The state health department noted that relaxing current restrictions on indoor visitation could increase the risk for COVID-19 in post-acute care facilities. However, it said that vaccination progress in long-term care facilities “can mitigate some of these risks, and public health officials understand that expanding visitation has substantial benefits to residents.”

Using the CDC’s guidance, the state health department recommends that indoor visitation can be allowed for residents except in the following circumstances:

  • Indoor visitation for unvaccinated residents should be limited solely to compassionate care situations if the COVID-19 county positivity rate is greater than 10% and less than 70% of residents in the facility are fully vaccinated.
  • Indoor visitation should be limited solely to compassionate care situations for vaccinated and unvaccinated residents with SARS-CoV-2 infection until they have met criteria to discontinue transmission-based precautions and vaccinated and unvaccinated residents in quarantine until they have met criteria for release from quarantine.

Facilities experiencing outbreaks should continue to follow guidance from their local health department, the CDC said. In addition, visitors should be counseled about their potential to be exposed to SARS-CoV-2 in the facility if they are permitted to visit.

The state health department said long-term care facilities should continue to vaccinate staff and those who get admitted on a regular basis, and there should be routine testing for staff and people who have COVID-19 symptoms. It also recommends outbreak testing.

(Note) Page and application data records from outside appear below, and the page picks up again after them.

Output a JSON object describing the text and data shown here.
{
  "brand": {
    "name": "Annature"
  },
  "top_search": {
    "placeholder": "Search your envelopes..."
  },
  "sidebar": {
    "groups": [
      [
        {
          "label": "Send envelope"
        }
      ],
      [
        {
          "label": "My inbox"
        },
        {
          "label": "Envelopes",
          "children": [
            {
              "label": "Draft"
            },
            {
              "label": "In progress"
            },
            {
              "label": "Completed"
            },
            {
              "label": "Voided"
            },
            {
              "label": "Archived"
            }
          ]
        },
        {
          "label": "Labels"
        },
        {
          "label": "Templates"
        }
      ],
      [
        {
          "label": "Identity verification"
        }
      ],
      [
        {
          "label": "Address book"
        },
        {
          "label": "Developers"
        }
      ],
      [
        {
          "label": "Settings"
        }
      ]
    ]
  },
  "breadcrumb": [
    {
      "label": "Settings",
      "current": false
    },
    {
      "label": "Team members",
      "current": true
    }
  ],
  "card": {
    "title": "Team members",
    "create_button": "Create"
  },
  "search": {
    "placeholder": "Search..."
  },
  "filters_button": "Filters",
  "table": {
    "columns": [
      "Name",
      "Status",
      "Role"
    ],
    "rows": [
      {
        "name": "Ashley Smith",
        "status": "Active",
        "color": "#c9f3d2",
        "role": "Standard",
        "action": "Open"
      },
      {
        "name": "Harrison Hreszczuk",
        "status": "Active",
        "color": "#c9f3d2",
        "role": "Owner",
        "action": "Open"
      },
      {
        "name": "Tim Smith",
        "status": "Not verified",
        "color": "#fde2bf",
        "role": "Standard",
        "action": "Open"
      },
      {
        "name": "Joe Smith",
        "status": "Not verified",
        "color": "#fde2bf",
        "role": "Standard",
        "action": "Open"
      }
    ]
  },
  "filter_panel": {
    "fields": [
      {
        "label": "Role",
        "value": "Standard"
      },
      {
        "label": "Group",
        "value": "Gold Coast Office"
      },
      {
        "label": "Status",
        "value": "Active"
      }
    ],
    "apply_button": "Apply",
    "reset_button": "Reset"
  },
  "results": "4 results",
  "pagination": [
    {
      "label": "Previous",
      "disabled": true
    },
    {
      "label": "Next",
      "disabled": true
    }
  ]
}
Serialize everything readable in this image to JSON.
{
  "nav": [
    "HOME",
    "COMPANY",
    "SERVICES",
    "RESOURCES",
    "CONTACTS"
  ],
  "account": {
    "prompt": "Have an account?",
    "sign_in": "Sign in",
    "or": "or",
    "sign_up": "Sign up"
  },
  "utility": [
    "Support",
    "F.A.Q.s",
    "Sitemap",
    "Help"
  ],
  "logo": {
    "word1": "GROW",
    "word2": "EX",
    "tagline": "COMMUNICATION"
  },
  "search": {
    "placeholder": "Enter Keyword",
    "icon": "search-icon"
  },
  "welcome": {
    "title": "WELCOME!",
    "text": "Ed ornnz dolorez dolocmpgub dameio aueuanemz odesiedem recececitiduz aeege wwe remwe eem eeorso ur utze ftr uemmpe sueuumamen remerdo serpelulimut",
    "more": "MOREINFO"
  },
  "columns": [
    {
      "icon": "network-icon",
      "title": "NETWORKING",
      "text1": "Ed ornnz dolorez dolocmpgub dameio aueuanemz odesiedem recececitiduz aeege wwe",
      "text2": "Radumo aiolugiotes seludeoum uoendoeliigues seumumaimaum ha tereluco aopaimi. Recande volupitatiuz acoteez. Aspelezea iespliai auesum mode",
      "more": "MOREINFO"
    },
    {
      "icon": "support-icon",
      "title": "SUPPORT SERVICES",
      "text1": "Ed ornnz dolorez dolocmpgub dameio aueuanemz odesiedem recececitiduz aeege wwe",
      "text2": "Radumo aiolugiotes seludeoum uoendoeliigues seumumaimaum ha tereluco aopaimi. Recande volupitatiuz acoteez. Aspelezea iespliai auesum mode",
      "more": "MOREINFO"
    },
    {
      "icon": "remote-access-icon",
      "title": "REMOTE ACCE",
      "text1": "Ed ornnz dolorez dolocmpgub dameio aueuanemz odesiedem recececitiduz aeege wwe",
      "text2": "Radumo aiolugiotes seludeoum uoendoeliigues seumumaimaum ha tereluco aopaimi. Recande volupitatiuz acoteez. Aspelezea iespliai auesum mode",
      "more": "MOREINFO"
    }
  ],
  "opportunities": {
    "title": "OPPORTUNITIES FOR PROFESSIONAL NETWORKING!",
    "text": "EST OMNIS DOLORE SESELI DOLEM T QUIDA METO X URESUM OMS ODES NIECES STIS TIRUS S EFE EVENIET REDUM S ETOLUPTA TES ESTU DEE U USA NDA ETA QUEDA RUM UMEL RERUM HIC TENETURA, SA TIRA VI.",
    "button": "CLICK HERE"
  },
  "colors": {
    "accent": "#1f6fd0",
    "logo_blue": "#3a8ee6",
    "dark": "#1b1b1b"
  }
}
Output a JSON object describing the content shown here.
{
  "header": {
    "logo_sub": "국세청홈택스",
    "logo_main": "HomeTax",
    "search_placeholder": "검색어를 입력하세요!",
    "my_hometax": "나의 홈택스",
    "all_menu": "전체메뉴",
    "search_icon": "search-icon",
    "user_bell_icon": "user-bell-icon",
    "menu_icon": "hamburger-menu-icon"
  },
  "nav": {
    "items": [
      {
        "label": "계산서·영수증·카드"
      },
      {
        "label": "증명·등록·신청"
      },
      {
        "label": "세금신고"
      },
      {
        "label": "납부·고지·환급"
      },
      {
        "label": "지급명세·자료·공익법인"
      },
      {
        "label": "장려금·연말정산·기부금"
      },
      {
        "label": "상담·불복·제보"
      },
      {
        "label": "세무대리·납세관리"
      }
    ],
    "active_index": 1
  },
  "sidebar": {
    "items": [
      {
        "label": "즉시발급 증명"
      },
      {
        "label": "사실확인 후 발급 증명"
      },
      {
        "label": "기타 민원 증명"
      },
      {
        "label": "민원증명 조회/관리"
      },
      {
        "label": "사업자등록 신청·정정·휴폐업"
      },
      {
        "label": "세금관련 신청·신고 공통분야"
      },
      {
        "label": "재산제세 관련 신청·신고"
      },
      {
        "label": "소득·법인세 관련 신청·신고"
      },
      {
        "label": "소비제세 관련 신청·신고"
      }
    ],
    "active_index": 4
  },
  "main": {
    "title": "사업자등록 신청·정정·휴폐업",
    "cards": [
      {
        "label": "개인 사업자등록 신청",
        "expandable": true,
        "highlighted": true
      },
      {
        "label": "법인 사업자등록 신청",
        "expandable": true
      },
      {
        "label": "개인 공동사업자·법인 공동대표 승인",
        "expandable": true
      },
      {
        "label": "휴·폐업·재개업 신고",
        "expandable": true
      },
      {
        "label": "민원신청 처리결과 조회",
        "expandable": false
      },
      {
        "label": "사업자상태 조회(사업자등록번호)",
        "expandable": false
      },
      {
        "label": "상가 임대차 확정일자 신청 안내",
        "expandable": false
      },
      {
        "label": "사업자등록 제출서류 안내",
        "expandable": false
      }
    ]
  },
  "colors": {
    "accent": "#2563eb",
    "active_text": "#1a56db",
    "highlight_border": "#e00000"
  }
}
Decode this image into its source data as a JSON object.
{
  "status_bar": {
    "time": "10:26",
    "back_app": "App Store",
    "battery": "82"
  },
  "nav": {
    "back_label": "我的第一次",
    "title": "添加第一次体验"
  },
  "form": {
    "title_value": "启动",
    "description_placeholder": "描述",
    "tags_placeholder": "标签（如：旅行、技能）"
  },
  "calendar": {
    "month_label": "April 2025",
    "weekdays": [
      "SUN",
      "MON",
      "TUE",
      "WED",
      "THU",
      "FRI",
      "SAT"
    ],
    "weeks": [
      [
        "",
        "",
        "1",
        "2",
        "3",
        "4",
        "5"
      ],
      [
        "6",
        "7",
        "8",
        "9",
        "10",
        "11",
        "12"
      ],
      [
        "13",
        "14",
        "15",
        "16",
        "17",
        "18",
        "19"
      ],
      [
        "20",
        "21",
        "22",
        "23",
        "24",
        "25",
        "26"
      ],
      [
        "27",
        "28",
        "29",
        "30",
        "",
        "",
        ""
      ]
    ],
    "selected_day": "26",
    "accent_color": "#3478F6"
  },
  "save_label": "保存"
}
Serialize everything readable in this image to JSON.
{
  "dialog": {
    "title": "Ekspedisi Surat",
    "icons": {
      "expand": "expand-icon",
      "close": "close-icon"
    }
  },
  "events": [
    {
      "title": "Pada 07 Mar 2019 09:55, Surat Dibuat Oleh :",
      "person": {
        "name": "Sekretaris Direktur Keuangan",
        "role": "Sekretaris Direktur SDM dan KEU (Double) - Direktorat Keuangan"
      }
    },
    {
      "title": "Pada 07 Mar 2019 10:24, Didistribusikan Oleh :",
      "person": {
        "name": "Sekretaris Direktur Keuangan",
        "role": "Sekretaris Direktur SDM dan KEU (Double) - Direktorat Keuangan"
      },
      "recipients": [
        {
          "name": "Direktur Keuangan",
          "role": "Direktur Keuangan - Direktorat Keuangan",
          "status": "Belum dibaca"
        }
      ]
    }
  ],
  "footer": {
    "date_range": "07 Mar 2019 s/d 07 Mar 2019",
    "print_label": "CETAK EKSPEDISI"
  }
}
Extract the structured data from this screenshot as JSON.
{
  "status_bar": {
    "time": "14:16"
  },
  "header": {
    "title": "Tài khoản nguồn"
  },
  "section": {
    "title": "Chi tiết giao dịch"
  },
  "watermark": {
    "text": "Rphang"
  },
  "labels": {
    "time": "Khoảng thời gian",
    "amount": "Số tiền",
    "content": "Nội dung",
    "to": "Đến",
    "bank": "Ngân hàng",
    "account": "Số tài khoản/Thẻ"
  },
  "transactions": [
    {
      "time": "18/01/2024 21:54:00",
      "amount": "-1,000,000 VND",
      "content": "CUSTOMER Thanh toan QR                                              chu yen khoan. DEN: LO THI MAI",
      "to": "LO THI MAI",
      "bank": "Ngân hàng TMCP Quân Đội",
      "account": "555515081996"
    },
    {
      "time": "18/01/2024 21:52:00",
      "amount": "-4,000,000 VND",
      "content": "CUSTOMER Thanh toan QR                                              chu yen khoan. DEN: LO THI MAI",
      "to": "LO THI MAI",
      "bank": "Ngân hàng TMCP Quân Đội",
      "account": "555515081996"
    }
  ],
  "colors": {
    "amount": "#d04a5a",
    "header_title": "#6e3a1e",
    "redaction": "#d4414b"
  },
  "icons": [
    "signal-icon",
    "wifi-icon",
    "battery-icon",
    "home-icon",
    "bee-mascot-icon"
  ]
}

Despite recommending for a relaxing of restrictions, the state health department and the Virginia COVID-19 Long-Term Care Task Force call on long-term care facility residents and staff to wear a mask, stay at least six feet apart and regularly wash their hands.